> [Task to carry out]: Using the data below, work out how many lines contain "date", and report only that number.
===============
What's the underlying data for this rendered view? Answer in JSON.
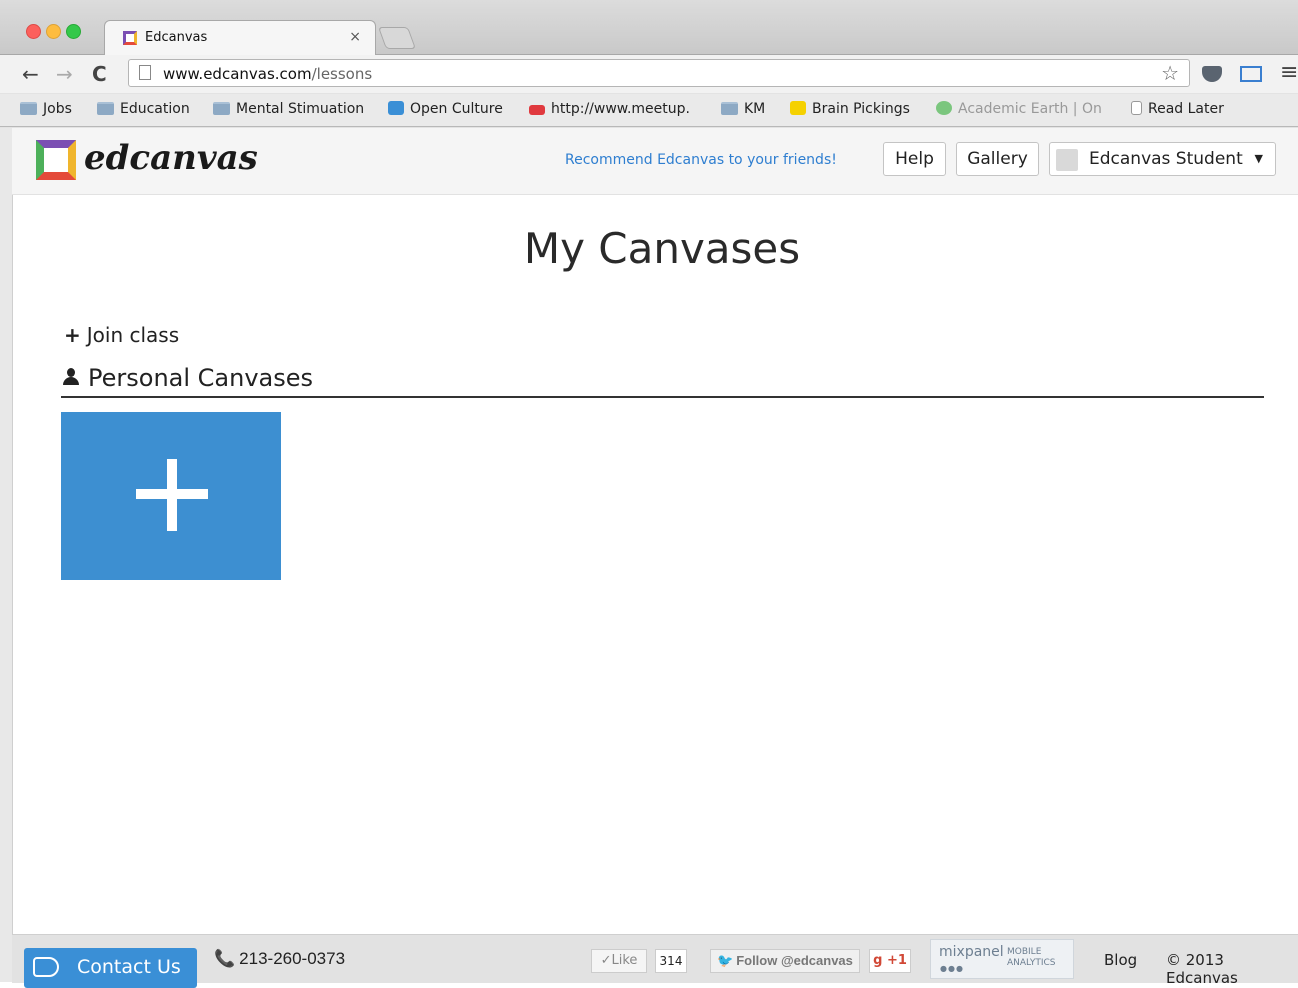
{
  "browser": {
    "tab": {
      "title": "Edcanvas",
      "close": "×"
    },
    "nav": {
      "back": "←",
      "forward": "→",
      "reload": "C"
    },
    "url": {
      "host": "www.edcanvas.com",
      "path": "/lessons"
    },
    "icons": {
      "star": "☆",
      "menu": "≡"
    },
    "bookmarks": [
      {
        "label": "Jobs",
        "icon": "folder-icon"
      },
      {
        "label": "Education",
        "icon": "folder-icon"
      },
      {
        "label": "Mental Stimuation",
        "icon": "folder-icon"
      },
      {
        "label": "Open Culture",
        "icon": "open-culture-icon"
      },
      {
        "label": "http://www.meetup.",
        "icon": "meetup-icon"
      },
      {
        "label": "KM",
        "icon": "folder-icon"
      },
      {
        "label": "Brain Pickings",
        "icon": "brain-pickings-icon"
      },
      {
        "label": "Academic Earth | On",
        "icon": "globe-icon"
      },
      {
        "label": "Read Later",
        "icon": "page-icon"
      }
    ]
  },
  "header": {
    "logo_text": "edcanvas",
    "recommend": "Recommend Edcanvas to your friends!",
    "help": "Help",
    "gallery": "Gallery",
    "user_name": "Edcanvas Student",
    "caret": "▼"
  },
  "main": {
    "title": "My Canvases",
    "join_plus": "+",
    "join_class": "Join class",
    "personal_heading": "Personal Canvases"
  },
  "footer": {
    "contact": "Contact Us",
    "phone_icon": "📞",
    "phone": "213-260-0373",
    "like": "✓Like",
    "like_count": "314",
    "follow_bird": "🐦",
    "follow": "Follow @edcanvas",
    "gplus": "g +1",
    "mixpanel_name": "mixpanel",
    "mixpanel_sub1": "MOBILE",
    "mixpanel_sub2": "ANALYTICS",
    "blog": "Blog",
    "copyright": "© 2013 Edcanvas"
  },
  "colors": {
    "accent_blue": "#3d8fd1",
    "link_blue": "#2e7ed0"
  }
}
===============
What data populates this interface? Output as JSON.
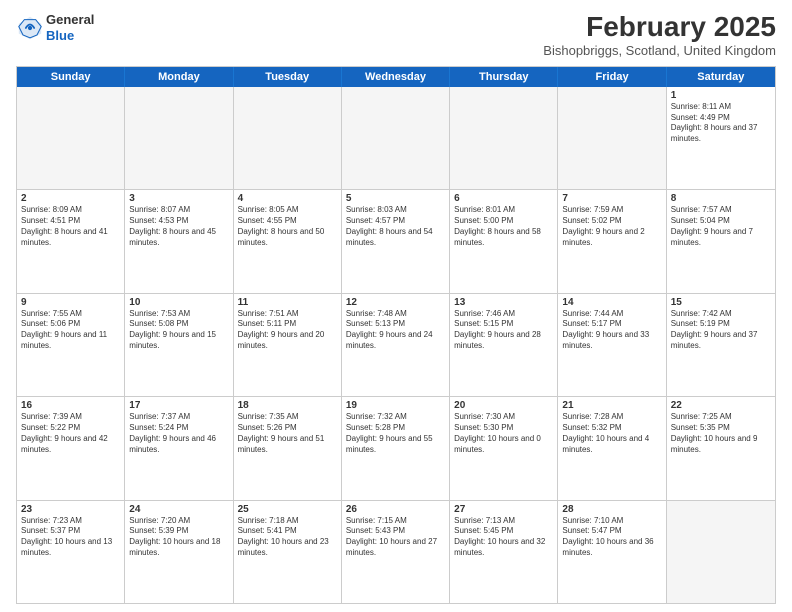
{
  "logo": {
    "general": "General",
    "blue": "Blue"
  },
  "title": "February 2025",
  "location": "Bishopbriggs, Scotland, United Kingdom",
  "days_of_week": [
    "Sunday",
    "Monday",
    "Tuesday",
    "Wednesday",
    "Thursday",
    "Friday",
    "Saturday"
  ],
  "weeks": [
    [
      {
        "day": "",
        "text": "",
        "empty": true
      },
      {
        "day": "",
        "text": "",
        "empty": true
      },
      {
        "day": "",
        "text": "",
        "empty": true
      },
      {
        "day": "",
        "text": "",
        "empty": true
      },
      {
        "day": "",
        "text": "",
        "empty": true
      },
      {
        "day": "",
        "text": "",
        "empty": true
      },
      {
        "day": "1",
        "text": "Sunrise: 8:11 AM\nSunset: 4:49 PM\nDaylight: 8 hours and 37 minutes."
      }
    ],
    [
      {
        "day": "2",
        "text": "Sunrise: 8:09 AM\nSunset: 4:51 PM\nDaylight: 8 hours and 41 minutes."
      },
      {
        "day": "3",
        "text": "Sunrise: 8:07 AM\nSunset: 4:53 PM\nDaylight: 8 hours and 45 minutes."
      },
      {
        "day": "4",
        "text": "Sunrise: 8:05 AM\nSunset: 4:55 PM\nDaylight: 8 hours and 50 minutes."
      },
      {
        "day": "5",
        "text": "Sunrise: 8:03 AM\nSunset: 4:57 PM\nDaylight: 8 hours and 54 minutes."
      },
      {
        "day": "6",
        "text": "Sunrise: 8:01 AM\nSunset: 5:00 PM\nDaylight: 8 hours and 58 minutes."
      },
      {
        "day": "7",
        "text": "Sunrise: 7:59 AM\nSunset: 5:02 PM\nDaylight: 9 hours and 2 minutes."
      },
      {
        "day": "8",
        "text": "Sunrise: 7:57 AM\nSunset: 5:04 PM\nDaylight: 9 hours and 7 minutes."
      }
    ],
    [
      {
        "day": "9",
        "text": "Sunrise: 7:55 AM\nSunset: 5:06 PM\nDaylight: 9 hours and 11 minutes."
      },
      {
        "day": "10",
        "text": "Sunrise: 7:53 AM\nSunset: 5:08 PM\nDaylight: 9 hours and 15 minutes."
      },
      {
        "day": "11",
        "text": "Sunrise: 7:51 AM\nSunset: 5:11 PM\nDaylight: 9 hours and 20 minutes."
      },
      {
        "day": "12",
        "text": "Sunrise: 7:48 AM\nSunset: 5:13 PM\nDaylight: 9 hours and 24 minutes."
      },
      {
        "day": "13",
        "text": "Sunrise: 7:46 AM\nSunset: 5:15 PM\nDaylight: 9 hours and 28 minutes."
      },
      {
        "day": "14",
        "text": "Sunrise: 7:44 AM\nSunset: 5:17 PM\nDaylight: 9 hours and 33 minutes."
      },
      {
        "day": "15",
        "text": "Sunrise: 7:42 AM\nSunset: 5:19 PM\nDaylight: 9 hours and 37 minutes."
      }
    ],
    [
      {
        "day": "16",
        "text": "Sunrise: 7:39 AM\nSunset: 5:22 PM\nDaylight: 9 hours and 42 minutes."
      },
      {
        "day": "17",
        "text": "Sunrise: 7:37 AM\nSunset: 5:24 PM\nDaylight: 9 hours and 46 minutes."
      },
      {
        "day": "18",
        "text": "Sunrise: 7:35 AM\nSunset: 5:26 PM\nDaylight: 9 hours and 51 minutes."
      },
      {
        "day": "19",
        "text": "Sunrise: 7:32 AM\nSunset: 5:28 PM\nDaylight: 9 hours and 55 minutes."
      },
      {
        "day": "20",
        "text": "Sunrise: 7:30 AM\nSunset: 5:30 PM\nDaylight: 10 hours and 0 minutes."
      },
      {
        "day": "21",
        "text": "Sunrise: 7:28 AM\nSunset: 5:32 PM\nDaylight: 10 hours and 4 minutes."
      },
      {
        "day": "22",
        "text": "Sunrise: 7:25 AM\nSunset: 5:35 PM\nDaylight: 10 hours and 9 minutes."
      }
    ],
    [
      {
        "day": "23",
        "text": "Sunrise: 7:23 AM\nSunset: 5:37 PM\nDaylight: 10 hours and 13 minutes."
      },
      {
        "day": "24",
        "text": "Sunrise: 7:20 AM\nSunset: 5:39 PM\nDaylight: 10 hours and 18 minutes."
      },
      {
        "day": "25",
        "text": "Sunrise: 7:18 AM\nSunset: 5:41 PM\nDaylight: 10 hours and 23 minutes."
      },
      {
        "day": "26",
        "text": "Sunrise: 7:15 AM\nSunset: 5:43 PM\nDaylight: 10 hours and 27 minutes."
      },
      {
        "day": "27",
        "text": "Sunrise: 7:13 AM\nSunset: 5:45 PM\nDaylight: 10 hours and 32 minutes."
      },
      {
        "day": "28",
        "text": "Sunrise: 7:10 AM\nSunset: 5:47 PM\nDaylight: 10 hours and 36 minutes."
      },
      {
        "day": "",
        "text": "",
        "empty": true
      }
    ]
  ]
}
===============
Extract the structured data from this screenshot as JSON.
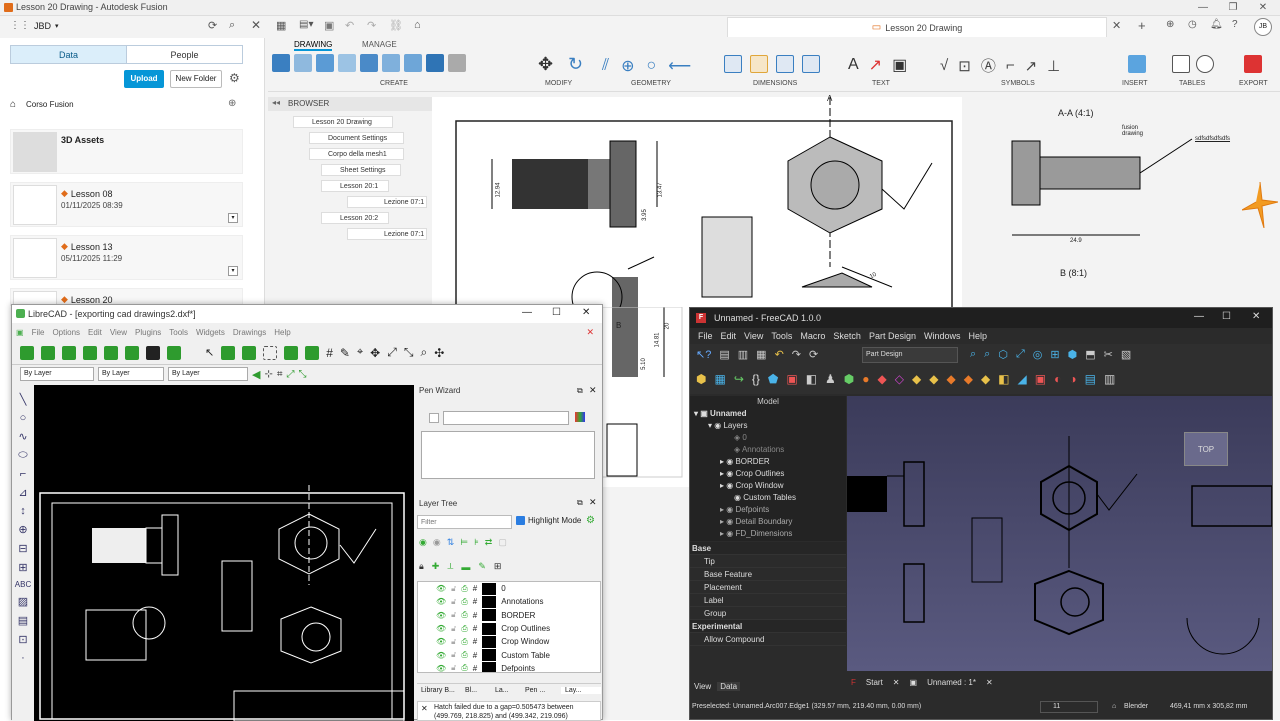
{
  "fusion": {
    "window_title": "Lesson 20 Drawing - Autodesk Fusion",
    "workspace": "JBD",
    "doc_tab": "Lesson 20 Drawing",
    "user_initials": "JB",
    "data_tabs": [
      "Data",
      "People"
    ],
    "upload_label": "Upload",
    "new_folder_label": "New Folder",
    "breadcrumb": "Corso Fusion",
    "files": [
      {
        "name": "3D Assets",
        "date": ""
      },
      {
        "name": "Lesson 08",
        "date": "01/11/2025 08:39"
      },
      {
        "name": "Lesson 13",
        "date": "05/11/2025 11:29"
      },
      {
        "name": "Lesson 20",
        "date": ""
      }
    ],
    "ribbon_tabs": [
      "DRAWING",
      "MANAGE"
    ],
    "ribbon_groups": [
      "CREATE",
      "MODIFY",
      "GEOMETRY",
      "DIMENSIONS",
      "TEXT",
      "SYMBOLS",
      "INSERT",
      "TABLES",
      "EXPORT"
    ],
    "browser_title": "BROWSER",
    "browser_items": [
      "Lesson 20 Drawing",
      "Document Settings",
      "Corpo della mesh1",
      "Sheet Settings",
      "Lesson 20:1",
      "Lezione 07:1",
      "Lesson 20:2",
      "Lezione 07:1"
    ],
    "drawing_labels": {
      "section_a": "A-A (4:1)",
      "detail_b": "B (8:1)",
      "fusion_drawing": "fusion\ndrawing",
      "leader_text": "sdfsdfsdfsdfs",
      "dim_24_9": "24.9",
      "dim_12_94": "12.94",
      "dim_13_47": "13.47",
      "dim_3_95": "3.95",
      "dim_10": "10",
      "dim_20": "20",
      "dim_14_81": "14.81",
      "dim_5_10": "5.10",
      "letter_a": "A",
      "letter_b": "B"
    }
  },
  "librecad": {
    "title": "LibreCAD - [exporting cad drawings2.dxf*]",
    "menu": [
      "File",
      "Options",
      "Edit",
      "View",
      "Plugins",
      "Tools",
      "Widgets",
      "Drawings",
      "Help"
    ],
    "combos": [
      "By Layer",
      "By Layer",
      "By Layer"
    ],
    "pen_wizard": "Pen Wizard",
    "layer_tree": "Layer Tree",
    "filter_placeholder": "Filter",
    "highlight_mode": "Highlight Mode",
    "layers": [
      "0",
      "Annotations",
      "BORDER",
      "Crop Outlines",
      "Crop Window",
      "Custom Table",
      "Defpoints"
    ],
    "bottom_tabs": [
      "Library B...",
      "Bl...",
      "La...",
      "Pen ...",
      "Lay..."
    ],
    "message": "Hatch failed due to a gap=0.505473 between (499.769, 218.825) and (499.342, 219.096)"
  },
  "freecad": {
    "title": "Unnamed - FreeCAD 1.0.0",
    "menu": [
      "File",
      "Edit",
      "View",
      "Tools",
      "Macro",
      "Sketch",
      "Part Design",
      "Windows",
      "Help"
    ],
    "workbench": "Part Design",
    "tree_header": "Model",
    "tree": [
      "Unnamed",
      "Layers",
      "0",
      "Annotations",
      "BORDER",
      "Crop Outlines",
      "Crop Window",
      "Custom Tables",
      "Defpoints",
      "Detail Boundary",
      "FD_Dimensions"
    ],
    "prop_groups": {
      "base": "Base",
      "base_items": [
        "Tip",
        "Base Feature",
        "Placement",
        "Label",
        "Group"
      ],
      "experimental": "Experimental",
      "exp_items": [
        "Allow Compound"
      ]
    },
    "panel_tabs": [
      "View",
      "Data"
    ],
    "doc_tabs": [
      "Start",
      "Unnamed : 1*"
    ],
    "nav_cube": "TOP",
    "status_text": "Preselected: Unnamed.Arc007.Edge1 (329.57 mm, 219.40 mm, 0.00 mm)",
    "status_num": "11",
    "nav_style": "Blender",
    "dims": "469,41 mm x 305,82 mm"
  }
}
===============
> [Solution to the exercise]: 4